Scaling a business
Moving away from the founder mindset of hustle and disrupt, a scale-up requires a focus on process and protocol. It’s necessary to “play way above your weight,” says Lopes.
“We had a situation with a potentially huge client who was asking for very specific and detailed information. I had it all in my head, but we had to protocol and document it all in order to inspire confidence in that client.”
This type of challenge is why it remains crucial for anyone in a growing company to recognize that they cannot – and should not – be making every possible decision. This is painful, says Lopes, when you are concerned that a staff member might have a limitation in a certain area but you cannot step in every time to fix the problem. Instead, as a leader, it becomes your job to continually be aware of your strengths and limitations, stepping in, and stepping back accordingly. You also have to keep an eye for the strengths and limitations of your staff, moving them around as needed or as they suggest themselves in order to best achieve your required outcomes.
Similar to a mindset of process and protocol, Payne noted that-scale ups cannot be penny-pinchers, but instead realize that spending is necessary for growth. She used to question every dollar that went out in the early days of HackerYou, but now she now is far more relaxed with necessary business spending in categories rather than approving specific individual expenses line by line.
Further, she doesn’t even touch all the business decisions anymore. Payne said that another part of growing isn’t just letting the reins a bit more loose on the money, it’s trusting someone else to spend parts of that money without you even knowing – and that’s okay.
Scaling the ecosystem
“You can be successful in any geography,” said Uster. “But in order to make a real impact you have to look beyond Canada.”
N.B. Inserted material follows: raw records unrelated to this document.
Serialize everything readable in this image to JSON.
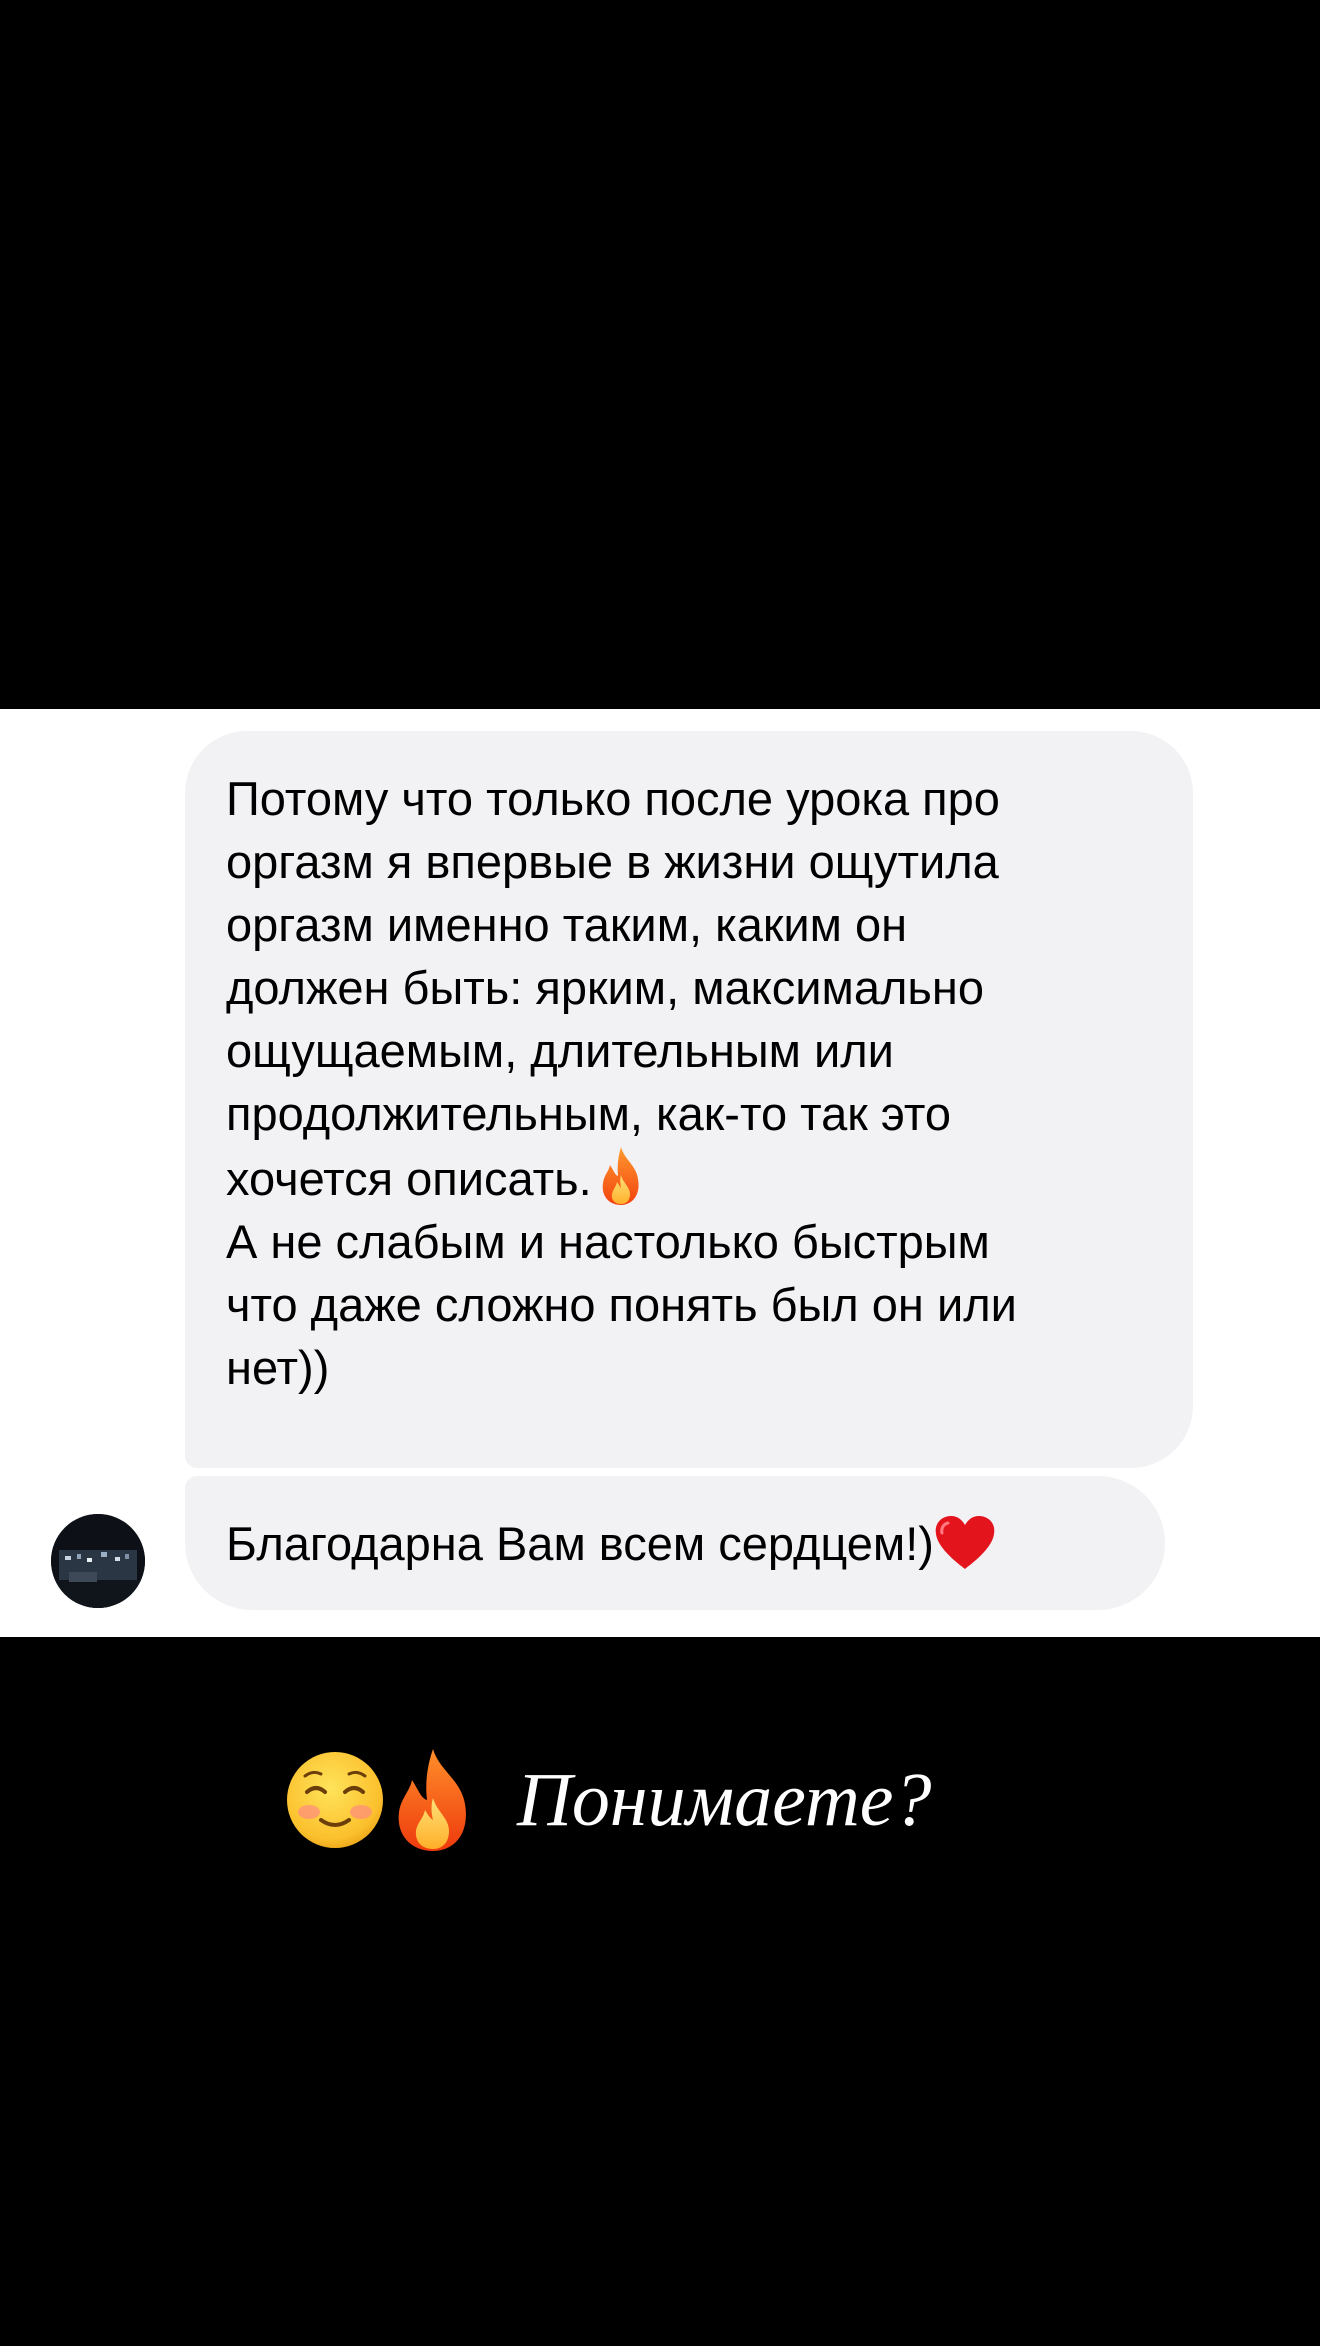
{
  "chat": {
    "message_1_lines": "Потому что только после урока про\nоргазм я впервые в жизни ощутила\nоргазм именно таким, каким он\nдолжен быть: ярким, максимально\nощущаемым, длительным или\nпродолжительным, как-то так это\nхочется описать.",
    "message_1_continuation": "А не слабым и настолько быстрым\nчто даже сложно понять был он или\nнет))",
    "message_1_emoji": "fire-emoji",
    "message_2_text": "Благодарна Вам всем сердцем!)",
    "message_2_emoji": "red-heart-emoji",
    "bubble_color": "#f2f2f5",
    "avatar_icon": "avatar-photo"
  },
  "caption": {
    "emoji_1": "smiling-face-emoji",
    "emoji_2": "fire-emoji",
    "text": "Понимаете?",
    "text_color": "#ffffff"
  }
}
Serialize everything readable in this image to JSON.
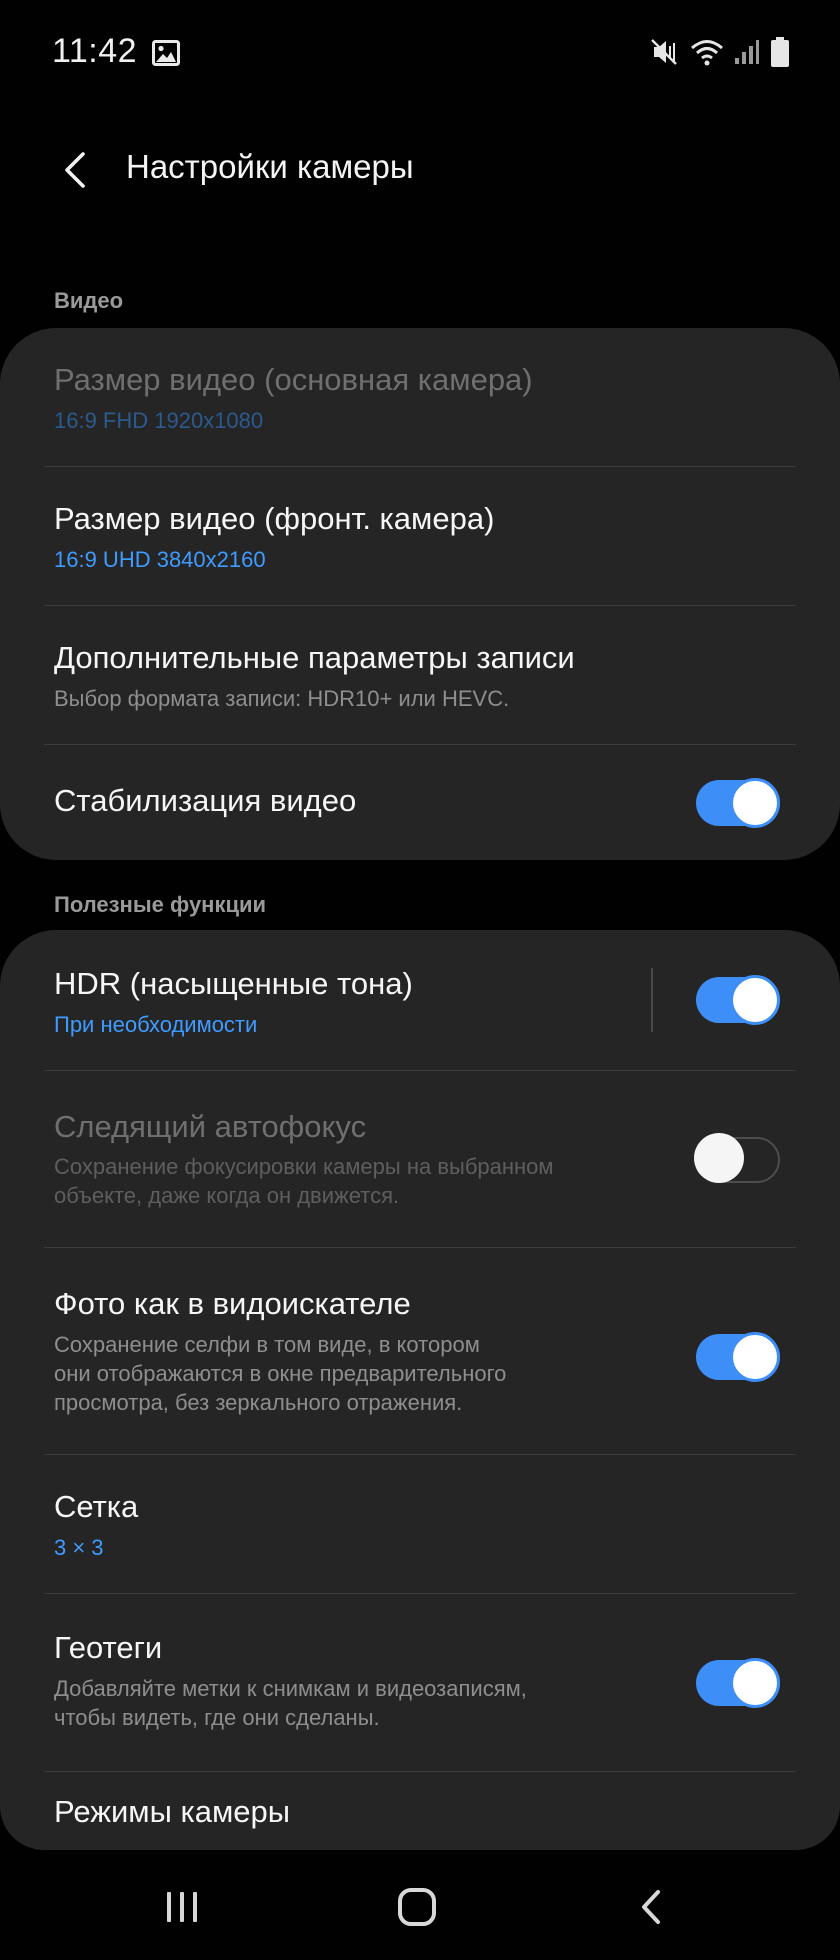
{
  "status_bar": {
    "time": "11:42",
    "icons": [
      "gallery-icon",
      "mute-vibrate-icon",
      "wifi-icon",
      "cellular-signal-icon",
      "battery-icon"
    ]
  },
  "header": {
    "title": "Настройки камеры",
    "back_icon": "back-arrow-icon"
  },
  "sections": {
    "video": {
      "label": "Видео",
      "items": [
        {
          "title": "Размер видео (основная камера)",
          "subtitle": "16:9 FHD 1920x1080",
          "enabled": false
        },
        {
          "title": "Размер видео (фронт. камера)",
          "subtitle": "16:9 UHD 3840x2160"
        },
        {
          "title": "Дополнительные параметры записи",
          "subtitle": "Выбор формата записи: HDR10+ или HEVC."
        },
        {
          "title": "Стабилизация видео",
          "toggle": true
        }
      ]
    },
    "useful": {
      "label": "Полезные функции",
      "items": [
        {
          "title": "HDR (насыщенные тона)",
          "subtitle": "При необходимости",
          "toggle": true
        },
        {
          "title": "Следящий автофокус",
          "subtitle_lines": [
            "Сохранение фокусировки камеры на выбранном",
            "объекте, даже когда он движется."
          ],
          "toggle": false,
          "enabled": false
        },
        {
          "title": "Фото как в видоискателе",
          "subtitle_lines": [
            "Сохранение селфи в том виде, в котором",
            "они отображаются в окне предварительного",
            "просмотра, без зеркального отражения."
          ],
          "toggle": true
        },
        {
          "title": "Сетка",
          "subtitle": "3 × 3"
        },
        {
          "title": "Геотеги",
          "subtitle_lines": [
            "Добавляйте метки к снимкам и видеозаписям,",
            "чтобы видеть, где они сделаны."
          ],
          "toggle": true
        },
        {
          "title": "Режимы камеры"
        }
      ]
    }
  },
  "nav_bar": {
    "icons": [
      "recent-apps-icon",
      "home-icon",
      "nav-back-icon"
    ]
  },
  "colors": {
    "background": "#010101",
    "card": "#252525",
    "accent": "#3e8ef7",
    "link_blue": "#3e9bff"
  }
}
This statement, however, does not mean that starting and scaling in Canada is not a good idea.
Our costs of living are lower and our population is comparatively more educated on average than the United States. Given changes in the US, UK, and Europe, our immigration system could be taking in the brightest talent in the world.
But a few things are missing.
We need a mentality of buying Canadian, says Lopes. Buying Canadian does not mean shunning the rest of the world, nor does it mean Canadian companies can’t go international, but it’s nearly impossible for Canadian companies to grow into global powerhouses without support from Canadian customers.
“Founders must be vulnerable, able to ask for help, and be willing to give up on other things in order to focus on the growth of their business.”
From a regulatory perspective, Uster suggests a “passport” system and standardized regulations in industries like financial services or education. That way, a company can become properly regulated in one region, using their “passport” to help them expedite the process in other regions where they want to do business. As regulatory burdens can cost hundreds of thousands of dollars to set up in each region, a standardization process will automatically make the process far more competitive for startups and more attractive for investors.
When it comes to talent, the conversation abounds with talk of bringing in skilled immigrants – and the government is responding. However, this is only one pillar of three that are necessary to build an ecosystem, say Payne and Lopes.
You have to bring in skilled immigrants, surely, but you also have to train and grow the talent already here, and focus on retention. This ensures that our current bout of international luck doesn’t dry up the moment another country becomes more immigrant-friendly, stealing both immigrants to Canada and Canadians themselves.
When it comes to founders of companies, “they believe they can do anything,” says Lopes. “That belief helps us put up with the crap so we can come out the other side alive. But we are not infallible.”
Founders must be vulnerable, able to ask for help, and be willing to give up on other things in order to focus on the growth of their business.
When it works, it’s brilliant. When it fails, it’s a great learning experience. Without self-awareness and acknowledging your own limitations, however, the rest of it doesn’t matter.
Photo via Twitter